Violence can occur at home or whereever is considered the "safest", "most peaceful" place

A new study from Vietnam shows sluggish progress in eliminating violence against women, but attitudes are changing.

Gender stereotypes and social attitudes often lead to victim blaming and inappropriate methods. Inappropriate reconciliation measures This has contributed to making the offenders remain out of the law. © UNFPA Vietnam/Nguyen Minh Duc

“On my body, there are still traces of my husband. I have permanent scars all over my face so I can never forget him.” These were the words of Tuyen (not her real name), a woman in her 50s living in rural Vietnam.

Her experience is far too common, shows a new UNFPA-supported study – the world’s first follow-up research using a cross-culturally validated method originally developed by the World Health Organization (WHO). The study interviewed thousands to collect a nationally and culturally representative sample of women, producing more reliable data than what are usually available. 

It offers, for the first time, a glimpse into the progress made in eliminating violence against Vietnamese women since the first such survey was conducted in 2010.

On the one hand, there has been only a modest decrease in women’s experience of physical and emotional violence at the hands of their partners, and a reported increase in sexual partner violence.

On the other hand, younger women reported experiencing less violence than older women. And there have been promising changes in younger women’s attitudes about their rights and empowerment. Increased reports of sexual violence, researchers explain, could be an indication that people, particularly in the younger generation, are more open to discussing and recognizing sexual violence.

In 2010, 34.4 per cent of women reported experiencing physical and/or sexual violence by a partner. In 2019, this number was 32 per cent.

In 2010, 33.3 per cent of women reported experiencing controlling behaviour from a partner. This number fell to 27.3 per cent in 2019.

The slow pace of progress is worrying, experts say.

“Violence against women remains hidden because gender stereotypes are still common in society. Silence, stigma from the community and a culture of blame are barriers that prevent the survivors from speaking out and seeking help,” said Nguyen Thi Ha, Vice Minister of the Ministry of Labour, Invalids and Social Affairs, which collaborated with the General Statistics Office, UNFPA and Australia’s Department of Foreign Affairs and Trade in executing the study.

In some cases, there has even been regression.

Social norms tolerating sexual violence, harmful gender stereotyping held by justice providers and gender-blind justice systems are contributing to a culture of impunity. © UNFPA Vietnam/Nguyen Minh Duc

In 2010, 9.9 per cent of women reported experiencing sexual violence by a partner in their lifetimes. This number rose to 13.3 per cent in 2019. Reported non-partner sexual violence rose to 9.0 per cent from 2.3 per cent.

Still, further research is needed to determine whether these reflect a true increase in sexual violence or if respondents today are more aware, and better equipped, to speak about what has happened to them.

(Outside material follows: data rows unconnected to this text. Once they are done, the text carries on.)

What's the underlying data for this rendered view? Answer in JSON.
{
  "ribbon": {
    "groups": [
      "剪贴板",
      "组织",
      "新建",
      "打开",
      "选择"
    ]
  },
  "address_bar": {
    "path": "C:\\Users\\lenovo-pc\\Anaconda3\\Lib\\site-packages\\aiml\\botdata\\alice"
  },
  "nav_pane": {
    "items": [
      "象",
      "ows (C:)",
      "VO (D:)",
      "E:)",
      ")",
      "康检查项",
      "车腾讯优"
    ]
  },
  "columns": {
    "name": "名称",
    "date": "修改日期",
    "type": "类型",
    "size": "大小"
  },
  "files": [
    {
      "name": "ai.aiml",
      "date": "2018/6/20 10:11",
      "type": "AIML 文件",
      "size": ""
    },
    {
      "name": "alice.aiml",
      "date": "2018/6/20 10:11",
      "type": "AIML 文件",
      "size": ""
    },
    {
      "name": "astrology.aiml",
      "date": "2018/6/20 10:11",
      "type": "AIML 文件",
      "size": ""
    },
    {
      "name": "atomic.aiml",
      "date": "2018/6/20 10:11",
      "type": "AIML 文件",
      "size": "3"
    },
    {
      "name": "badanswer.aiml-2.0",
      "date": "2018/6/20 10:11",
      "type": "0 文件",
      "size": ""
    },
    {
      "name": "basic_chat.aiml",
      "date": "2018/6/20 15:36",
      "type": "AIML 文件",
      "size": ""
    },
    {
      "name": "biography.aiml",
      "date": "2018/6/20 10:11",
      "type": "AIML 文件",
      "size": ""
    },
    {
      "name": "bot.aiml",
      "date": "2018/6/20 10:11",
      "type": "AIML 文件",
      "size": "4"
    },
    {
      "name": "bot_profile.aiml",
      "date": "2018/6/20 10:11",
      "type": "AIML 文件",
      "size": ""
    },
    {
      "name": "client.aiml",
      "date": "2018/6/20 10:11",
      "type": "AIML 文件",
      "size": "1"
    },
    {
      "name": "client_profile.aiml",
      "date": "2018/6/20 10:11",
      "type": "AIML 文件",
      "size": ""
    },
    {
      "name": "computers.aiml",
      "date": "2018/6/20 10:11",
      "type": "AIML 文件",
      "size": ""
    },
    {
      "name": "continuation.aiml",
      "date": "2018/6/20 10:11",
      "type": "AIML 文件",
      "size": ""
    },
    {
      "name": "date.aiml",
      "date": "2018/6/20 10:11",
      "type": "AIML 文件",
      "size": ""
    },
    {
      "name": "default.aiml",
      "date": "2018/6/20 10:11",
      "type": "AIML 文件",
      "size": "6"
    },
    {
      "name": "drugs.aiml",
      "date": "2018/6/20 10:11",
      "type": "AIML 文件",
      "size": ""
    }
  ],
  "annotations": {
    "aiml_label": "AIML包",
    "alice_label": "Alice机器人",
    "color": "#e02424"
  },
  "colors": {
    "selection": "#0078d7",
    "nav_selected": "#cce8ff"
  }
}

In fact, data about violence against women are notoriously difficult to obtain and analyse. Survivors seldom seek help. As a result, metrics such as police reports or calls to emergency hotlines fail to capture the majority of violence experienced by women.

With this study’s release, Vietnam leads the way towards better data collection. This survey produces more reliable evidence by interviewing a large, nationally and culturally representative sample of women. The interviewers are trained in confidentiality and safety in order to elicit clear answers on different forms of violence.

The methodology, developed by WHO, has been used in some 30 countries globally – 26 of them in the Asia-Pacific region, where UNFPA and the Government of Australia have been prioritizing the study of gender-based violence through the kNOwVAWdata initiative.

“Getting better evidence about violence against women, not surprisingly, is hugely difficult.  Far too many women remain silent for a number of reasons. Their husbands or partners might beat them up again. Or they are afraid of not being taken seriously, or even of being blamed for having ‘provoked’ the violence in the first place,” said Dr. Henriette Jansen, who is the technical lead of the kNOwVAWdata project.

“We need to have accurate data so we can provide the best possible services to women who have been subjected to violence,” she added.

In the coming years, more countries will conduct follow-up research using this same methodology.

Experts say the results from Viet Nam could be a sign of what is happening elsewhere – sluggish progress in ending violence, even as women are increasingly aware of their rights.

Tuyen’s own story mirrors these slow but crucial changes.

“For 26 years, I cared for him. In exchange, I was beaten,” she said of her husband. “My head was beaten, my back bruised. My legs and arms were severely broken… Three years ago, I decided to save myself.”

Tuyen left her husband and began volunteering at the local women’s union. Now she serves as a mentor and role model for other women.

“My experience has helped me to understand and relate to women that have struggled,” she said, “to help them find new happiness.”